  • First drive into town just me and Mim, I didn’t get lost or hit anyone or anything else, yay.  We parked up and hurried along to the British library to try and make some friends only to find it didn’t open for another 2 hours, this was a blessing in disguise as I’d missed the parking meter and not paid for parking…Whoopsy! Thankfully not first parking ticket (yet!)
  • First trip to the supermarket and first go at using the snazzy bleeper thingys they have.  It’s a bit like doing your wedding list bleeping in Debenhams only in the supermarket and you can do it every time you shop!
  • First Blog!

Well there we go.  I could have gone into more detail, first meal, first sleep, first dream, first use of the toilet…too far?  You may think the above is dull but there ya go, life is what it is.

The Holy bit

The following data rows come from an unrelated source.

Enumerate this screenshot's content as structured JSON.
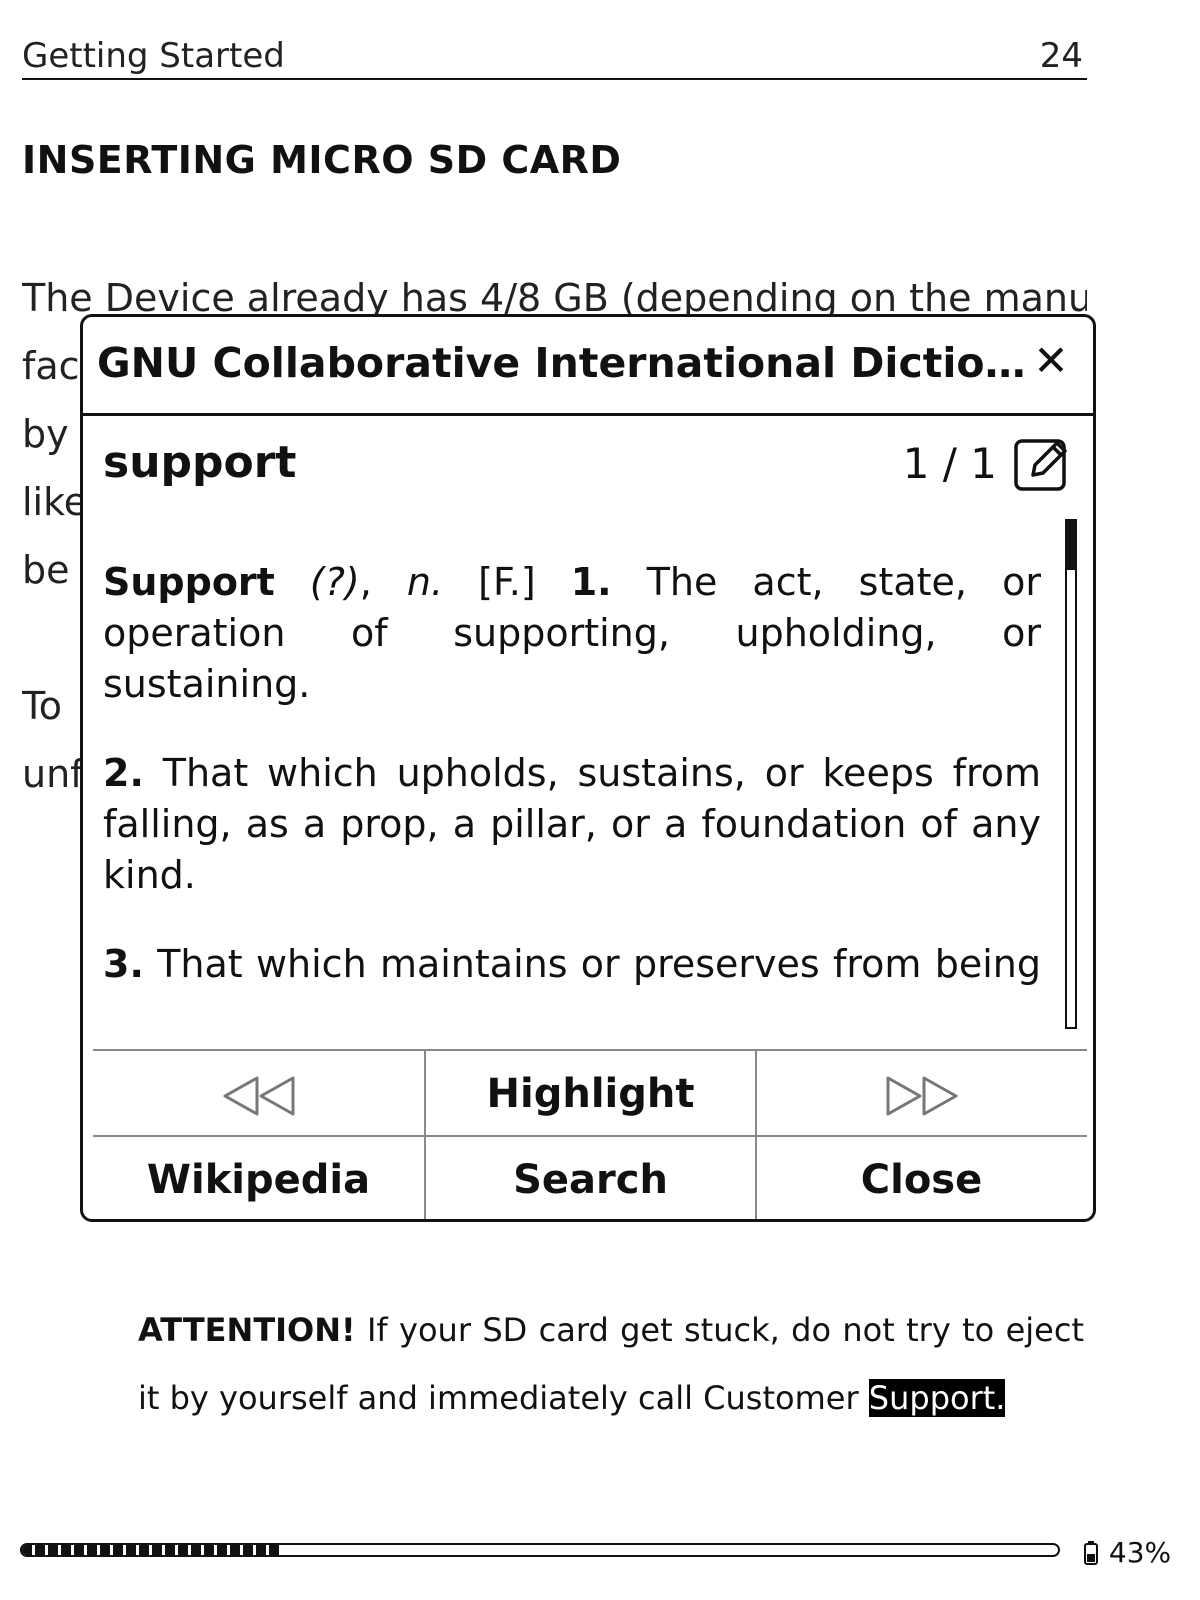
{
  "header": {
    "chapter": "Getting Started",
    "page_number": "24"
  },
  "section_heading": "INSERTING MICRO SD CARD",
  "background_lines": [
    "The Device already has 4/8 GB (depending on the manu-",
    "fac",
    "by",
    "like",
    "be",
    "To",
    "unf"
  ],
  "dictionary": {
    "title": "GNU Collaborative International Dictiona...",
    "word": "support",
    "result_count": "1 / 1",
    "definition": {
      "headword": "Support",
      "pronunciation": "(?)",
      "pos": "n.",
      "etymology": "[F.]",
      "senses": [
        {
          "num": "1.",
          "text": "The act, state, or operation of supporting, upholding, or sustaining."
        },
        {
          "num": "2.",
          "text": "That which upholds, sustains, or keeps from falling, as a prop, a pillar, or a foundation of any kind."
        },
        {
          "num": "3.",
          "text": "That which maintains or preserves from being overcome, falling, yielding, sinking, giving way, or"
        }
      ]
    },
    "scroll_position_fraction": 0.1,
    "buttons": {
      "prev_icon": "prev-double-triangle-icon",
      "highlight": "Highlight",
      "next_icon": "next-double-triangle-icon",
      "wikipedia": "Wikipedia",
      "search": "Search",
      "close": "Close"
    }
  },
  "attention": {
    "label": "ATTENTION!",
    "text": "If your SD card get stuck, do not try to eject it by yourself and immediately call Customer",
    "highlighted_word": "Support."
  },
  "footer": {
    "reading_progress_fraction": 0.25,
    "battery_percent": "43%"
  }
}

Every now and then this week I’ve thought of what I’d be doing in the UK knowing that being a bit bored I could easily call someone, go to a park with Mim, join my small group on Thursday eve, visit special friends and their new born, go to my favourite coffee shop etc.  The emotions start running high when I think of the family and friends we’ve left in the UK and making friends with a language barrier seems almost impossible.  Mercifully I have a good friend who speaks to me through His word, the Bible, and he said this to me this week:

Jeremiah 32: v 27 “I am the Lord, is anything too hard for me?” v 41 “I will rejoice in doing them good, and I will plant them in this land in faithfulness, with all my heart and all my soul”